The annual Consumer Electronics Show (CES) brings the world to Las Vegas every January for a look at what's hot, what's new, and what's going to be making the headline in technology for the years to come.
Last year was all about the connected car, the connected home, and the connected self. This year's CES took that theme a step further and saw industries connecting and collaborating more than ever before.
The organisers claim CES 2016 was about "innovation that betters the world", a key aim of Technoport, of course.
"At CES 2016 everyone saw that tech is about more than single products and services, it is about improving our world and providing hope for our future. It was awe-inspiring to see traditional and non-traditional ‘tech’ industries meet to brainstorm, partner and collaborate on ways to do business and address global issues," said Gary Shapiro, president and CEO, Consumer Technology Association. "Technology now touches every facet of our lives, from improving our workouts and the way we sleep, to keeping us safe on the roads and in our homes and even preventing or treating illnesses. CES has cemented its position as the global gathering place for all industries to be wowed by the tens of thousands of ways that technology is changing the world as we know it."
"CES is the one place where expanding global innovation, the technology community and government can join and showcase a better future for us all," said John Penny, chief strategy officer, Starz.
A record attendance of more than 170,000 including 6,000 members of the press ensured the events of CES 2016 reached more people than ever before. The organisers claim there were 1,278,870 mentions of the #CES2016 hashtag during the event.
Every member of the Federal Communications Commission and four members of the Federal Trade Commission were in attendance, alongside two cabinet level officials, so the American government was certainly engaged in the show.

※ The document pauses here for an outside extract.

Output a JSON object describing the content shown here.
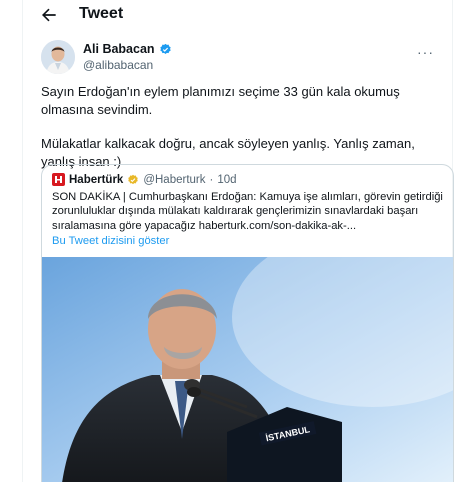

However, one interesting development is the introduction of CES Asia. This May sees the second event to be held in Shanghai, which could start to splinter the global impact and valuable networking these events provide going forward.
Lagging behind other industries such as automotive in the race to connectivity, healthcare is finally getting some serious attention beyond heart rate monitors and pedometers.

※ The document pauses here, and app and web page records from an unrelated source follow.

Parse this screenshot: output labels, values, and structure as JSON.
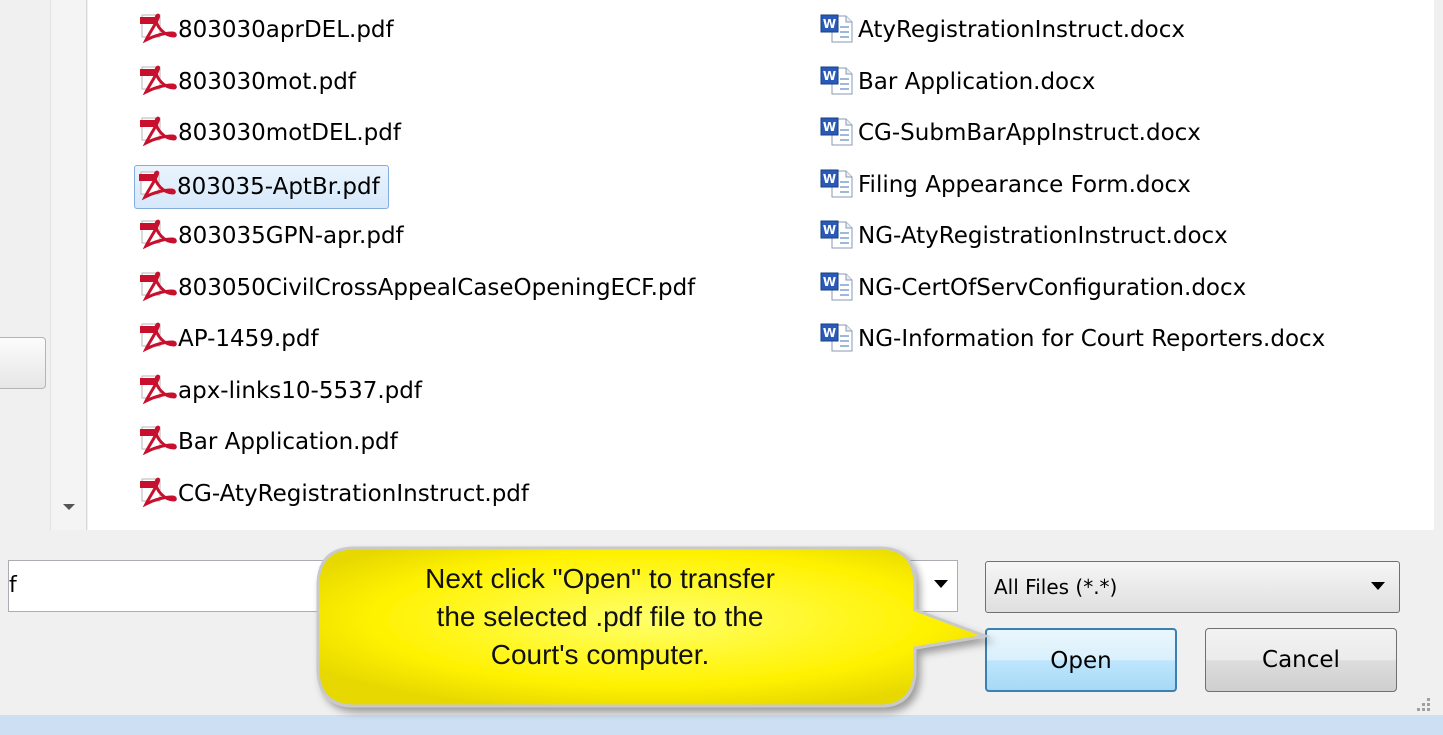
{
  "files_left": [
    {
      "name": "803030aprDEL.pdf",
      "type": "pdf"
    },
    {
      "name": "803030mot.pdf",
      "type": "pdf"
    },
    {
      "name": "803030motDEL.pdf",
      "type": "pdf"
    },
    {
      "name": "803035-AptBr.pdf",
      "type": "pdf",
      "selected": true
    },
    {
      "name": "803035GPN-apr.pdf",
      "type": "pdf"
    },
    {
      "name": "803050CivilCrossAppealCaseOpeningECF.pdf",
      "type": "pdf"
    },
    {
      "name": "AP-1459.pdf",
      "type": "pdf"
    },
    {
      "name": "apx-links10-5537.pdf",
      "type": "pdf"
    },
    {
      "name": "Bar Application.pdf",
      "type": "pdf"
    },
    {
      "name": "CG-AtyRegistrationInstruct.pdf",
      "type": "pdf"
    }
  ],
  "files_right": [
    {
      "name": "AtyRegistrationInstruct.docx",
      "type": "docx"
    },
    {
      "name": "Bar Application.docx",
      "type": "docx"
    },
    {
      "name": "CG-SubmBarAppInstruct.docx",
      "type": "docx"
    },
    {
      "name": "Filing Appearance Form.docx",
      "type": "docx"
    },
    {
      "name": "NG-AtyRegistrationInstruct.docx",
      "type": "docx"
    },
    {
      "name": "NG-CertOfServConfiguration.docx",
      "type": "docx"
    },
    {
      "name": "NG-Information for Court Reporters.docx",
      "type": "docx"
    }
  ],
  "icons": {
    "pdf": "pdf-file-icon",
    "docx": "word-document-icon"
  },
  "filename_value": "f",
  "filetype_selected": "All Files (*.*)",
  "open_label": "Open",
  "cancel_label": "Cancel",
  "callout": {
    "lines": [
      "Next click \"Open\" to transfer",
      "the selected .pdf file to the",
      "Court's computer."
    ]
  },
  "colors": {
    "selection_bg": "#d6e8fa",
    "selection_border": "#84acdd",
    "callout_fill": "#fff200",
    "status_bar": "#cde0f3"
  }
}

MC10 revealed the BioStamp Research Connect System, a plaster-sized device that sticks to your body, collects and securely transmits physiological data for research or monitoring purposes. The key difference from a wristband or other wearable is the plaster-like device moves with your body, rather than restricting your movement.
According to MC10, the BioStampRC system has been "in beta testing for several months with world-class institutions that specialize in the areas of motor skill rehabilitation, neurodegenerative diseases, cardiology, and human performance."
For those interested in digital health, CNET produced this excellent round-up of the technology on display:
At each CES, the automotive industry has made great strides with the technology and safety behind autonomous vehicles. The team at Slashgear took Kia's Drive Wise program for a spin in the Mojave desert and concluded that Kia have made the experience "more human":
"Autonomous driving is often spoken of in absolutist terms: cars either drive themselves, or they don't. In reality, there's a huge technological grey area that occupies the space between those two poles, and at least for the foreseeable future, it's this undiscovered country that is going to play the biggest role in the eventual transition to self-driving landscape."
WIRED identified new spins on old technologies as their number one trend from this year's show. Senior Associate Editor Molly McHugh said, "Onet hing that really stood out is there is a lot of old stuff, by that we mean a lot of retro and nostalgia. Turntables are some of the most popular items here, along with cameras that dont do anything digital, they print. This adds a lot of fun to the show."
McHugh also said that although 3D printing and werables were dominant again, people werent talking about them as much as at previous events, unlike drones.
"We're seeing more specific deones not just a bunch doing the same thing. We've seen ones that can fit a person in them or ones that are uncrashable."
While the new drones on display were certainly eye-catching, the most interesting aspect we spotted was a discussion on how to manage drone traffic.
"Figuring out how to manage drone traffic over the United States to allow for drone delivery services and other drone-based service is going to be critical if Amazon and Google ever want to deliver packages to the backyards of their customers" - TechCrunch
We're not the size of CES, but Technoport 2016 is the place in Norway to have these kind of discussions. Innovators, industry, researchers and students come together to meet, share and innovate.